"Additional controversies exist about whether biophysical attributes affect hair analysis. Studies have shown that concentrations of drugs in hair can be affected by variations in hair structure, growth rate, melanin content, hygiene, and cosmetic hair treatments, such as bleaching (Dasgupta, 2008). Although there have been a limited number of human clinical controlled studies, data show that higher concentrations of some drugs (e.g., codeine, cocaine, amphetamine) are found in dark hair compared with concentrations found in blond or red hair (SAMHSA, 2004). Cone and Joseph (1996) reviewed several articles and found that hair testing may be biased toward some hair types. Drugs of abuse bind more readily to Africoid and Mongoloid types of hair compared with Caucasoid hair. Cosmetic hair treatments also affect the binding of drugs to hair. For example, bleaching of the hair can reduce drug content, but it also can damage the hair to the extent that bleaching may increase binding of the drug to the hair (Skopp, Pötsch, & Moeller, 1997). Some drugs (i.e., THC) do not differentially distribute into hair based on melanin content (Smeal, 2007). Therefore, hair testing may not be the most equitable drug testing matrix.
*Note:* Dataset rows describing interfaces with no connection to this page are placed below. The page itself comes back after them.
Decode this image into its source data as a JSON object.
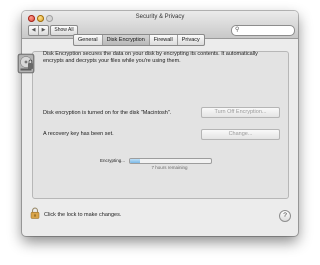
{
  "window": {
    "title": "Security & Privacy",
    "back_glyph": "◀",
    "forward_glyph": "▶",
    "show_all_label": "Show All",
    "search": {
      "value": "",
      "placeholder": "",
      "icon": "search-icon"
    }
  },
  "tabs": [
    {
      "label": "General",
      "active": false
    },
    {
      "label": "Disk Encryption",
      "active": true
    },
    {
      "label": "Firewall",
      "active": false
    },
    {
      "label": "Privacy",
      "active": false
    }
  ],
  "encryption": {
    "icon": "hard-disk-icon",
    "description": "Disk Encryption secures the data on your disk by encrypting its contents. It automatically encrypts and decrypts your files while you're using them.",
    "status_text": "Disk encryption is turned on for the disk \"Macintosh\".",
    "turn_off_button": "Turn Off Encryption...",
    "recovery_text": "A recovery key has been set.",
    "change_button": "Change...",
    "progress_label": "Encrypting...",
    "progress_fraction": 0.12,
    "remaining_text": "7 hours remaining"
  },
  "footer": {
    "lock_icon": "lock-icon",
    "lock_text": "Click the lock to make changes.",
    "help_label": "?"
  }
}
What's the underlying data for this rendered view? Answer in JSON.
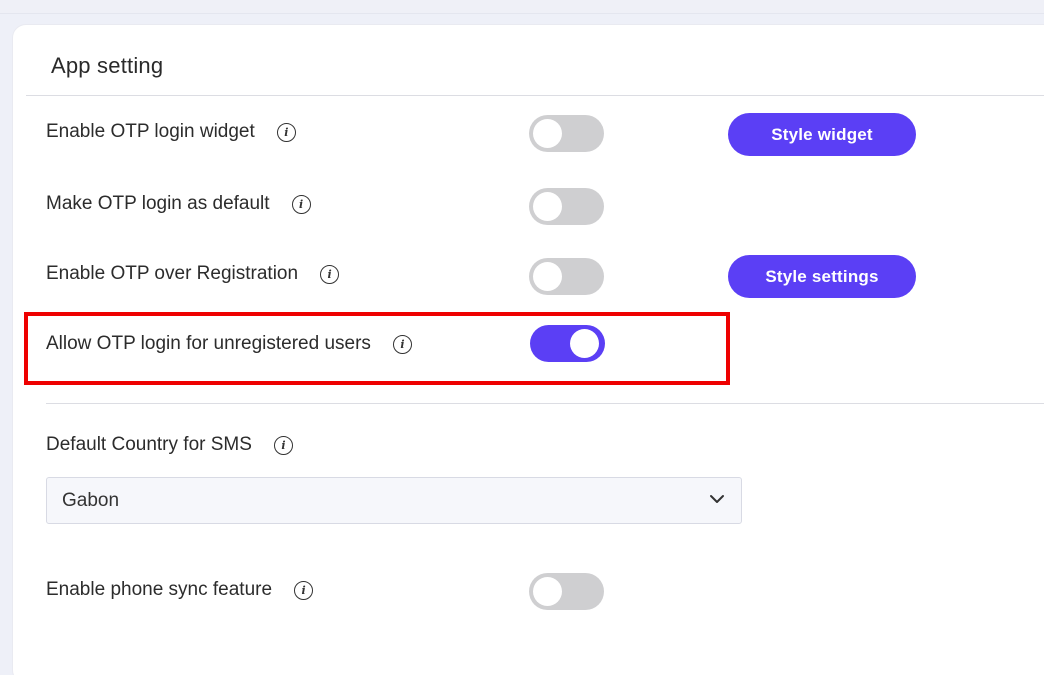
{
  "card": {
    "title": "App setting"
  },
  "settings": [
    {
      "label": "Enable OTP login widget",
      "enabled": false,
      "button": "Style widget"
    },
    {
      "label": "Make OTP login as default",
      "enabled": false
    },
    {
      "label": "Enable OTP over Registration",
      "enabled": false,
      "button": "Style settings"
    },
    {
      "label": "Allow OTP login for unregistered users",
      "enabled": true
    }
  ],
  "sms": {
    "label": "Default Country for SMS",
    "selected": "Gabon"
  },
  "phone_sync": {
    "label": "Enable phone sync feature",
    "enabled": false
  },
  "colors": {
    "accent": "#5b3ff5",
    "toggle_off": "#cfcfd1",
    "highlight": "#ee0000"
  },
  "icons": {
    "info": "info-icon",
    "dropdown": "chevron-down-icon"
  }
}
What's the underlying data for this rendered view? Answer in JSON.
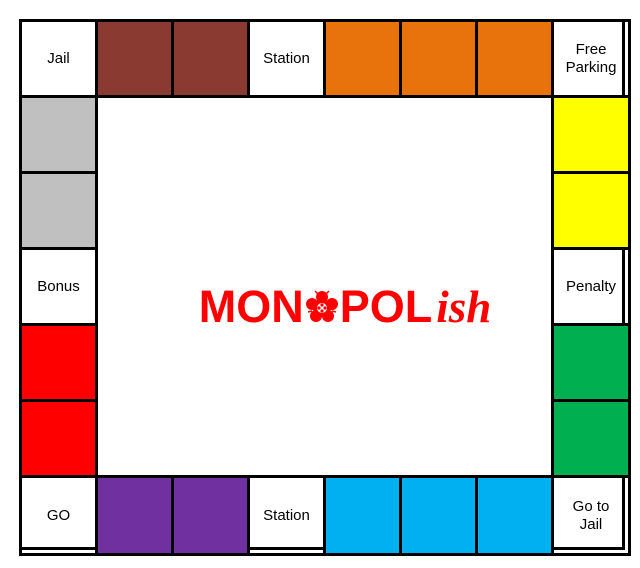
{
  "board": {
    "corners": {
      "top_left": "Jail",
      "top_right": [
        "Free",
        "Parking"
      ],
      "bottom_left": "GO",
      "bottom_right": [
        "Go to",
        "Jail"
      ]
    },
    "top": {
      "station": "Station",
      "colors": {
        "brown": "#8b3a32",
        "orange": "#e8720c"
      }
    },
    "bottom": {
      "station": "Station",
      "colors": {
        "purple": "#7030a0",
        "blue": "#00b0f0"
      }
    },
    "left": {
      "bonus": "Bonus",
      "colors": {
        "grey": "#c0c0c0",
        "red": "#ff0000"
      }
    },
    "right": {
      "penalty": "Penalty",
      "colors": {
        "yellow": "#ffff00",
        "green": "#00b050"
      }
    }
  },
  "logo": {
    "part1": "MON",
    "part2": "POL",
    "part3": "ish",
    "color": "#ff0000",
    "emblem_icon": "tudor-rose-icon"
  }
}
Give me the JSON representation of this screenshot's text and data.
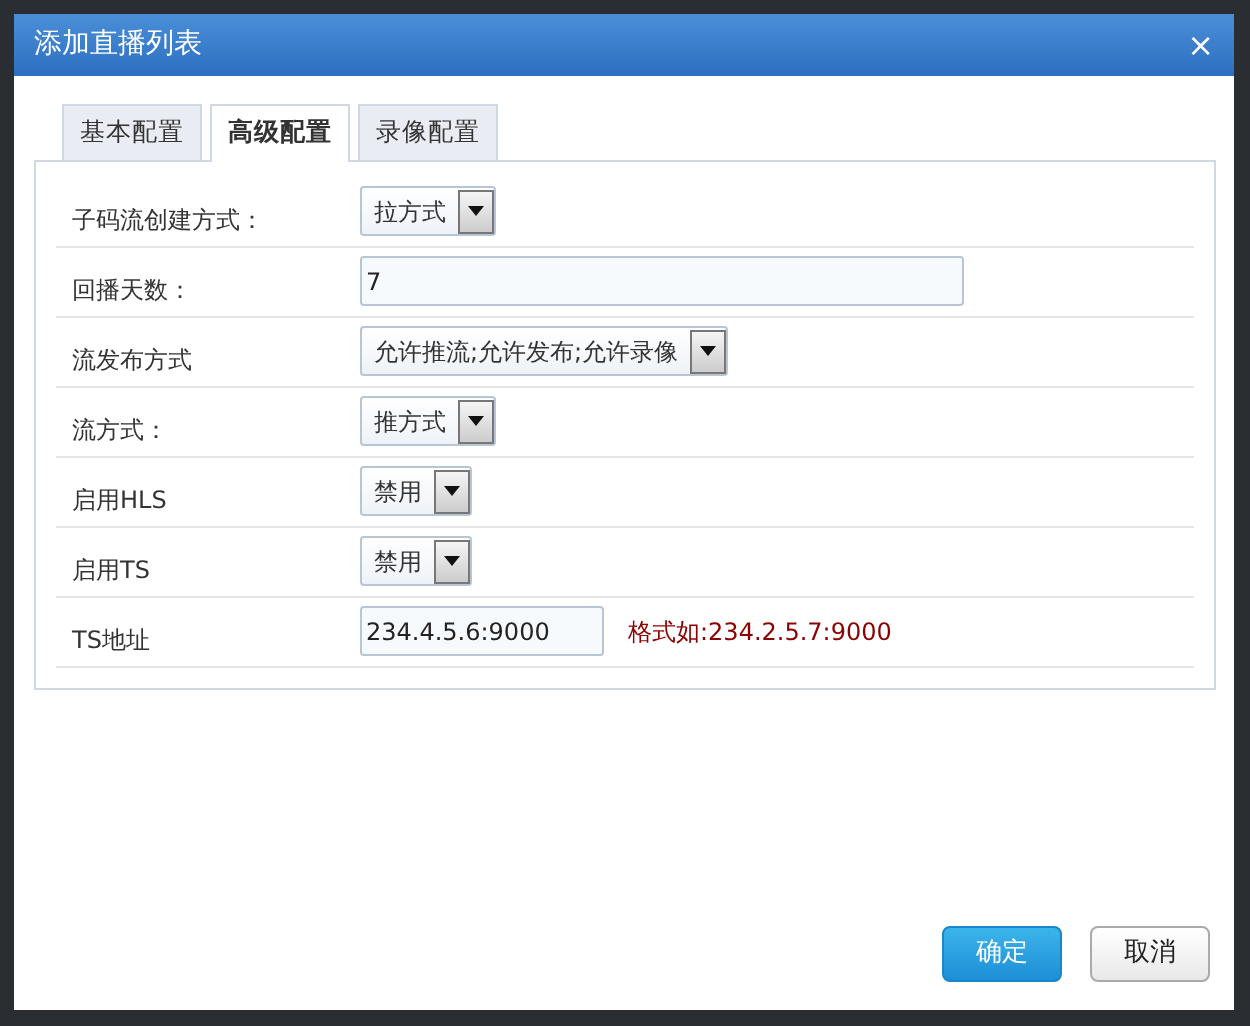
{
  "window": {
    "title": "添加直播列表",
    "close": "×"
  },
  "tabs": [
    {
      "label": "基本配置",
      "selected": false
    },
    {
      "label": "高级配置",
      "selected": true
    },
    {
      "label": "录像配置",
      "selected": false
    }
  ],
  "fields": [
    {
      "label": "子码流创建方式：",
      "kind": "select",
      "value": "拉方式"
    },
    {
      "label": "回播天数：",
      "kind": "text",
      "value": "7"
    },
    {
      "label": "流发布方式",
      "kind": "select",
      "value": "允许推流;允许发布;允许录像"
    },
    {
      "label": "流方式：",
      "kind": "select",
      "value": "推方式"
    },
    {
      "label": "启用HLS",
      "kind": "select",
      "value": "禁用"
    },
    {
      "label": "启用TS",
      "kind": "select",
      "value": "禁用"
    },
    {
      "label": "TS地址",
      "kind": "text",
      "value": "234.4.5.6:9000",
      "hint": "格式如:234.2.5.7:9000"
    }
  ],
  "buttons": [
    {
      "label": "确定",
      "kind": "primary"
    },
    {
      "label": "取消",
      "kind": "secondary"
    }
  ]
}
Hair rinses, bleaches, and shampoos that claim to interfere with drug tests are advertised on the Internet and in magazines."


"Clinical Drug Testing in Primary Care," Technical Assistance Publication (TAP) 32, Substance Abuse and Mental Health Services Administration, Clinical Drug Testing in Primary Care (Rockville, MD: U.S. Departent of Health and Human Services, 2012), p. 22.